A snowless Christmas, the close of a weird year. On hope and entering my 40th year.

Baxter visiting the nursing home.

Baxter visiting the nursing home.

A year ago I was on my way to Wisconsin from St. Paul, MN (where I live) where my dad’s left foot was turning gangrene and he was facing a leg amputation. Life for for my parents as they knew it, with an existence together in the country house they built in 1989 on land we lived on since the early 70’s was ending… dad would leave on New Year’s Day and never come home again – the amputation being final enough that he can’t be without 24 hour care – and my parents existing solely on Social Security (while they constantly decry anything having to do with Obama or “socialized medicine”…).

It was an unexpected turn for them – my dad having onset dementia for a long time and my mom not knowing – he wasn’t getting the medical care he needed for years… and now my mom is in her mid 70’s is living her life alone at a house and property that is way too big for her to afford or maintain. She’s never been alone in her whole life. She’s stronger than she knows -but life is bitter for her now.

Dad is in good spirits – for the most part. He gets angry sometimes and has cursed the nurses out about the difficulties of getting him to the toilet. He’s mostly pleasant and has been spared the hardship of having to have his wife be his caretaker… She visits him most days of the week – and he has his own little room that we finally put some family pictures up this past weekend – after a whole year of sitting there with the ceiling light on and no decorations. I was glad to bring him a fake wreath from Target clearance, and a small 10$ pre-lit xmas tree with some ornaments i found at Walmart. It cheered the place right up.

Goodbye 2014. I had my own health stuff going on this year – i’m on better medication for my depression now, which has helped me with my focus, motivation, dispositon, overall mood, and hope for life. There were some months lost this year – and maybe in future seasons when I get a handle on what the heck did or didn’t happen there, i’ll tell the world more about it.

I’ll be graduating after like 7 years of seminary studies this next spring and trying to figure out how to begin paying off the largest mountain of student loans which give me frequent nightmares. I’ll be turning 40 too – in September, which I’m actually excited about.

We didn’t have snow in Wisconsin when I visited my parents for Christmas, this last week. Totally brown – even mild weather in the upper 40’s. Not a Christmassy feeling at all. My family is all fractured – there’s 5 of us kids and half us don’t speak to others and only 2 of the 5 have contact with my parents… blah blah, it just makes us normal, i guess, but it’s still sad that family Christmasses have seemed to come to a close. I’m an introvert, so mostly i don’t care. I’d rather read a book or walk the dog.

Happy to come back to MN where we got several inches of snow while I was gone and I’m observing the 12 days of Christmas with my pup and my lit tree.

God is good – not just because sometimes times are good. God is good. His mercies go on and on – and his faithfulness is great. My faithfulness, your faithfulness – isn’t so great. But God is good and I am thankful for the yuck and the brown and other things that happen to cause me to look up. Here’s to looking up. 🙂
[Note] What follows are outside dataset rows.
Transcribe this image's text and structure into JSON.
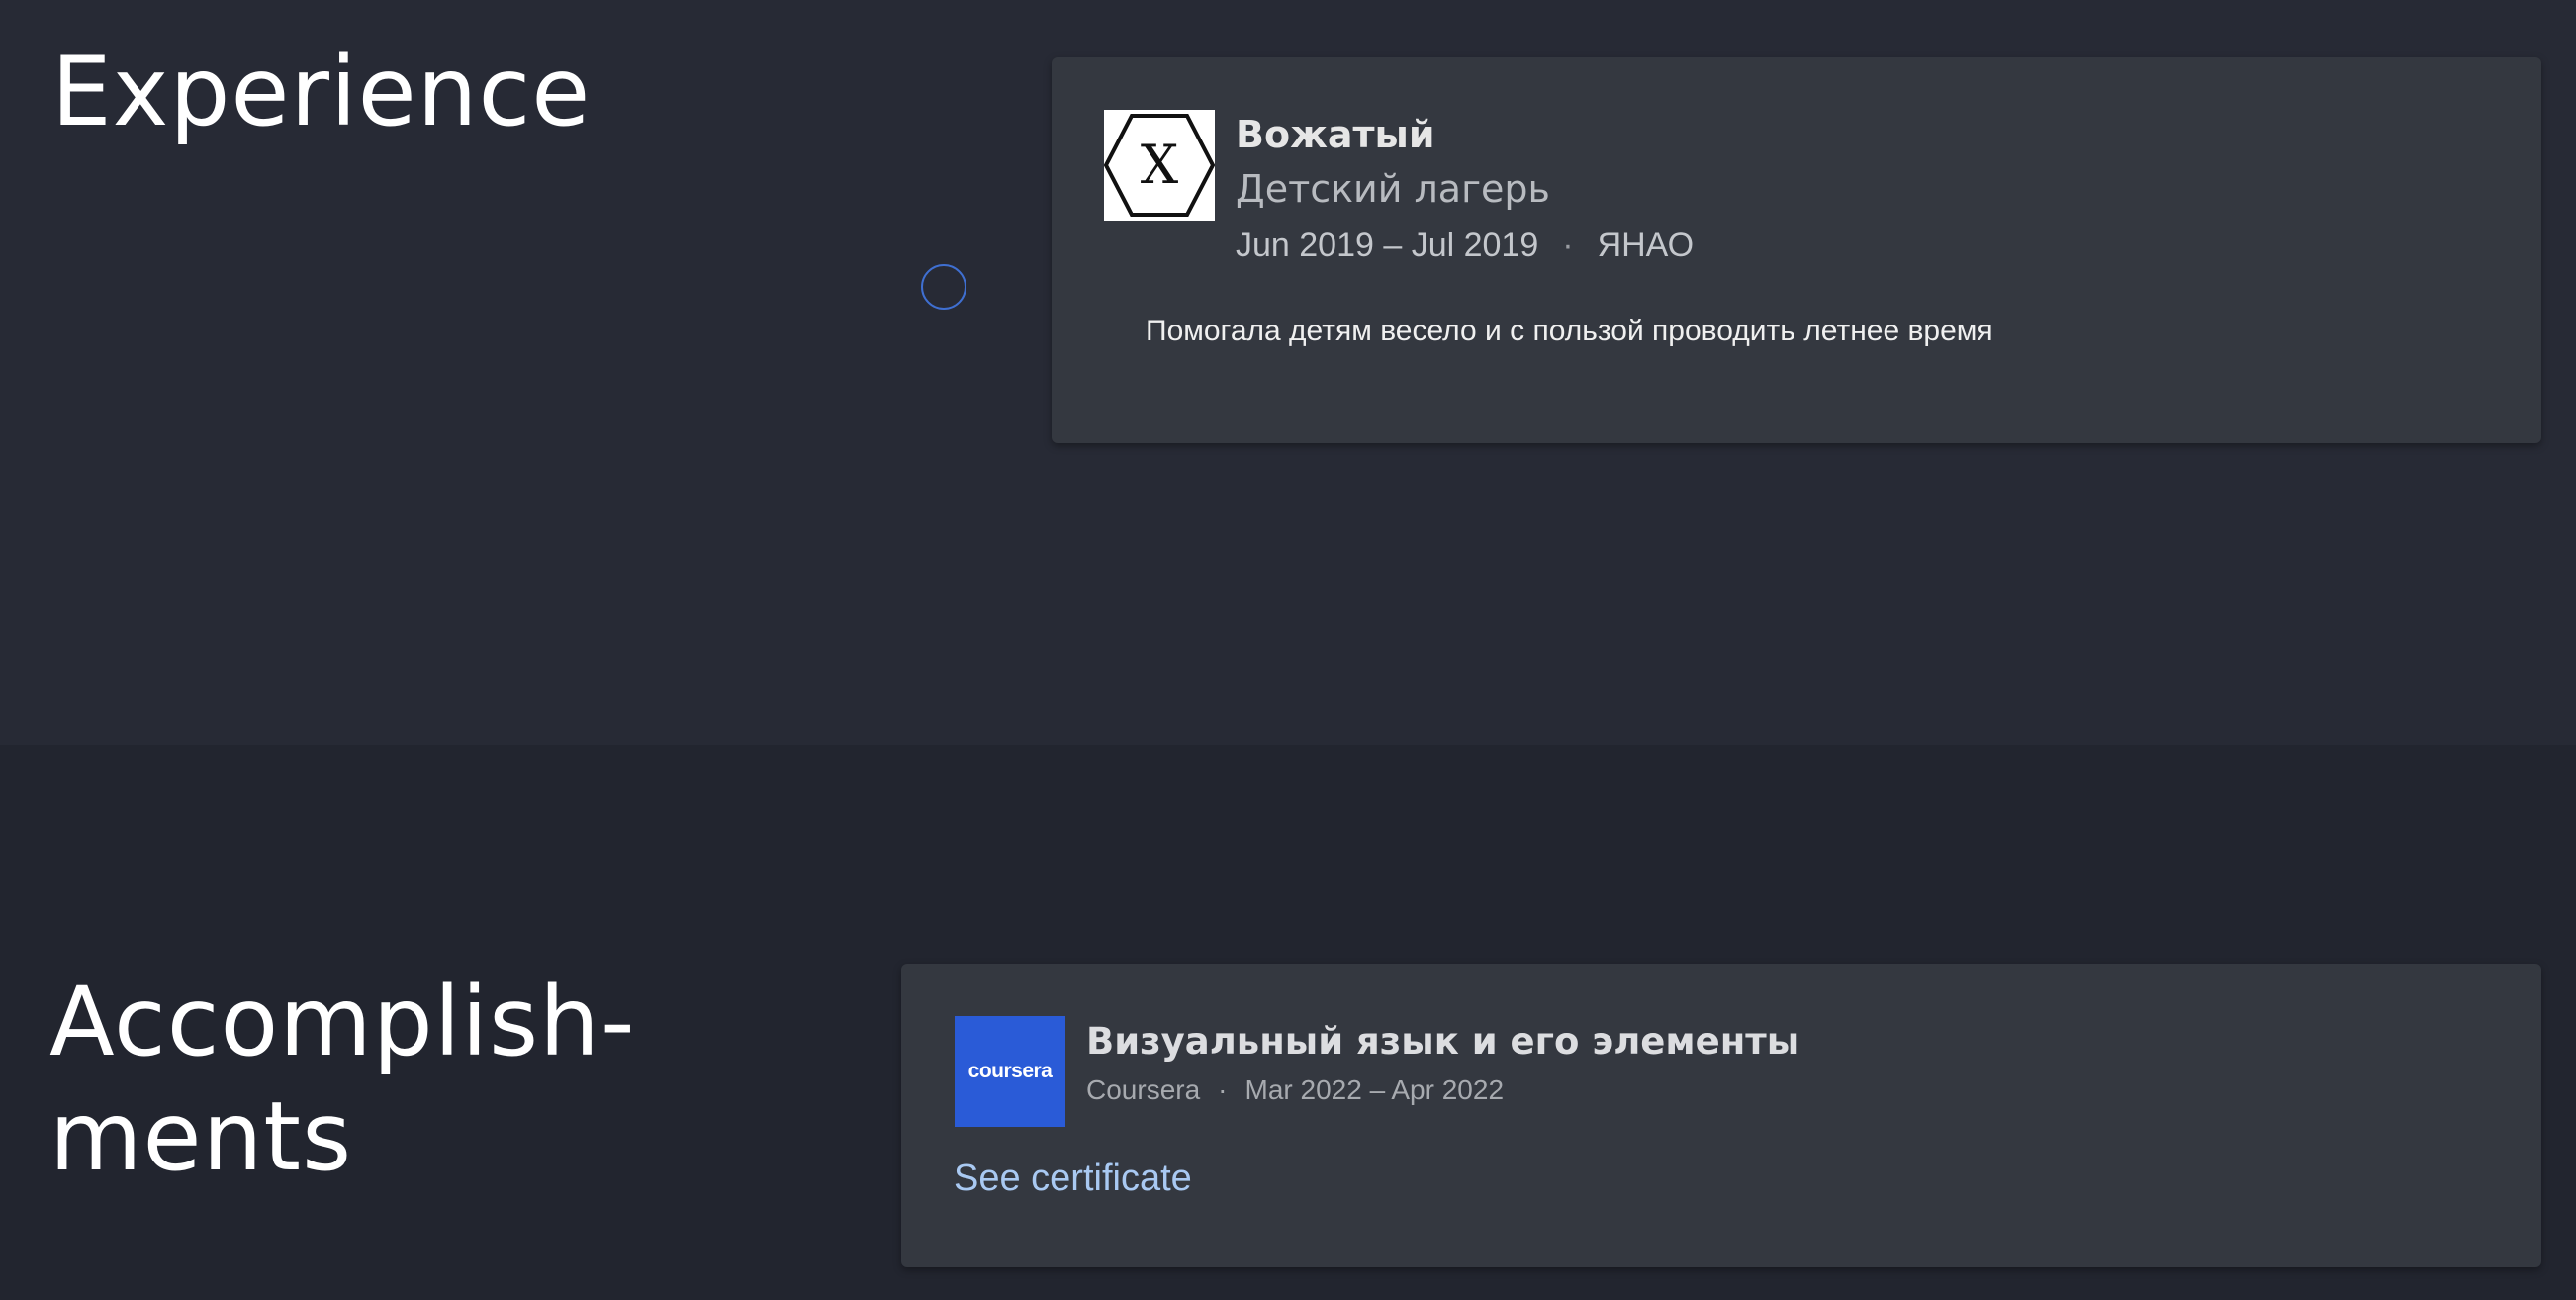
{
  "experience": {
    "section_title": "Experience",
    "items": [
      {
        "logo_icon": "x-hexagon-logo-icon",
        "logo_letter": "X",
        "title": "Вожатый",
        "company": "Детский лагерь",
        "dates": "Jun 2019 – Jul 2019",
        "separator": "·",
        "location": "ЯНАО",
        "description": "Помогала детям весело и с пользой проводить летнее время"
      }
    ],
    "timeline_dot_color": "#3f6fd1"
  },
  "accomplishments": {
    "section_title": "Accomplish-\nments",
    "items": [
      {
        "logo_icon": "coursera-logo-icon",
        "logo_text": "coursera",
        "logo_color": "#2a5bd7",
        "title": "Визуальный язык и его элементы",
        "issuer": "Coursera",
        "separator": "·",
        "dates": "Mar 2022 – Apr 2022",
        "link_label": "See certificate"
      }
    ]
  },
  "colors": {
    "background_top": "#272a35",
    "background_bottom": "#22252f",
    "card": "#343840",
    "link": "#a9c9f2"
  }
}
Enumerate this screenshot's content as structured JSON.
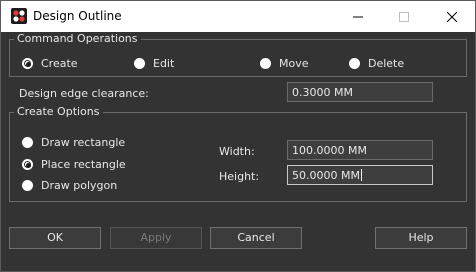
{
  "window": {
    "title": "Design Outline"
  },
  "command_operations": {
    "title": "Command Operations",
    "options": [
      {
        "label": "Create",
        "checked": true
      },
      {
        "label": "Edit",
        "checked": false
      },
      {
        "label": "Move",
        "checked": false
      },
      {
        "label": "Delete",
        "checked": false
      }
    ]
  },
  "clearance": {
    "label": "Design edge clearance:",
    "value": "0.3000 MM"
  },
  "create_options": {
    "title": "Create Options",
    "options": [
      {
        "label": "Draw rectangle",
        "checked": false
      },
      {
        "label": "Place rectangle",
        "checked": true
      },
      {
        "label": "Draw polygon",
        "checked": false
      }
    ],
    "width_label": "Width:",
    "width_value": "100.0000 MM",
    "height_label": "Height:",
    "height_value": "50.0000 MM"
  },
  "buttons": {
    "ok": "OK",
    "apply": "Apply",
    "cancel": "Cancel",
    "help": "Help"
  }
}
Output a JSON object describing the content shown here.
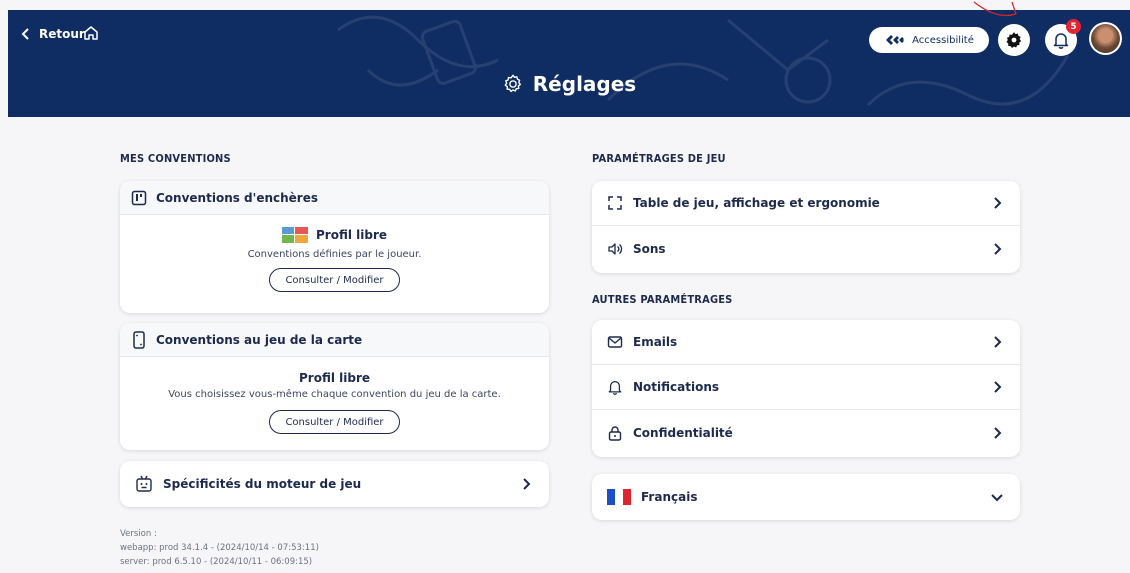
{
  "header": {
    "back_label": "Retour",
    "title": "Réglages",
    "accessibility_label": "Accessibilité",
    "notifications_count": "5"
  },
  "left": {
    "section_title": "MES CONVENTIONS",
    "bidding_card": {
      "title": "Conventions d'enchères",
      "profile": "Profil libre",
      "description": "Conventions définies par le joueur.",
      "button": "Consulter / Modifier"
    },
    "cardplay_card": {
      "title": "Conventions au jeu de la carte",
      "profile": "Profil libre",
      "description": "Vous choisissez vous-même chaque convention du jeu de la carte.",
      "button": "Consulter / Modifier"
    },
    "engine_row": "Spécificités du moteur de jeu"
  },
  "right": {
    "game_section_title": "PARAMÉTRAGES DE JEU",
    "game_rows": [
      "Table de jeu, affichage et ergonomie",
      "Sons"
    ],
    "other_section_title": "AUTRES PARAMÉTRAGES",
    "other_rows": [
      "Emails",
      "Notifications",
      "Confidentialité"
    ],
    "language": "Français"
  },
  "version": {
    "label": "Version :",
    "webapp": "webapp: prod 34.1.4 - (2024/10/14 - 07:53:11)",
    "server": "server: prod 6.5.10 - (2024/10/11 - 06:09:15)"
  },
  "colors": {
    "header_bg": "#0f2d63",
    "badge": "#e32332",
    "text": "#1d2a4d",
    "annotation": "#d9262b"
  }
}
Faith And Science – Oil & Water, or Stew?

Hubble Mosaic of the Majestic Sombrero Galaxy

We only have 2 weeks, but i’m going for it, regardless.

In January, the confirmation ministry I help lead will be tackling the beginning discussions of faith and science. This has been a goal of mine for years but I’m so glad to serve a congregation where it’s easily possible.

We typically have 4 weeks to explore a non-catechism topic. This year, because Lent arrives so early, we have to cut things short.

In speaking with 2 of our presenters yesterday, I learned of an interesting and helpful metaphor in how people approach this topic.

1. CONFLICT – like oil & water

2. INDEPENDENCE – like apples and oranges

3. DIALOGUE – like a fruit salad

4. INTEGRATION – like a stew

One of the re-occurring themes i’m seeing in some of our students who have “completed” 4 years of confirmation is that the cultural beliefs that religion, and Christianity in particular, is a closed set of beliefs that is influenced only by dogma.

How do you think most teens today, even from mainline churches think about faith as it relates to science? My assumptions have proven wrong… many think they fall in the #1 or #2 section.

Even in a church that boasts a liberal and open viewpoint on almost all “social” issues, we still have students believing that we read the Bible literally. I’m learning that unless we expressly say something over and over, such as “we believe same-gender couples have the same rights to marriage and family as anyone else… and God blesses it,” or “You do not have to take Genesis 1-11 literally to be a faithful Christian…” we will have students who don’t know any better and even walk away from their Christian heritage, thinking they can’t leave behind their brains so they have to abandon God.

This is a helpful packet for youth workers who want to have some framework for dialogue and want to give students permission to think critically.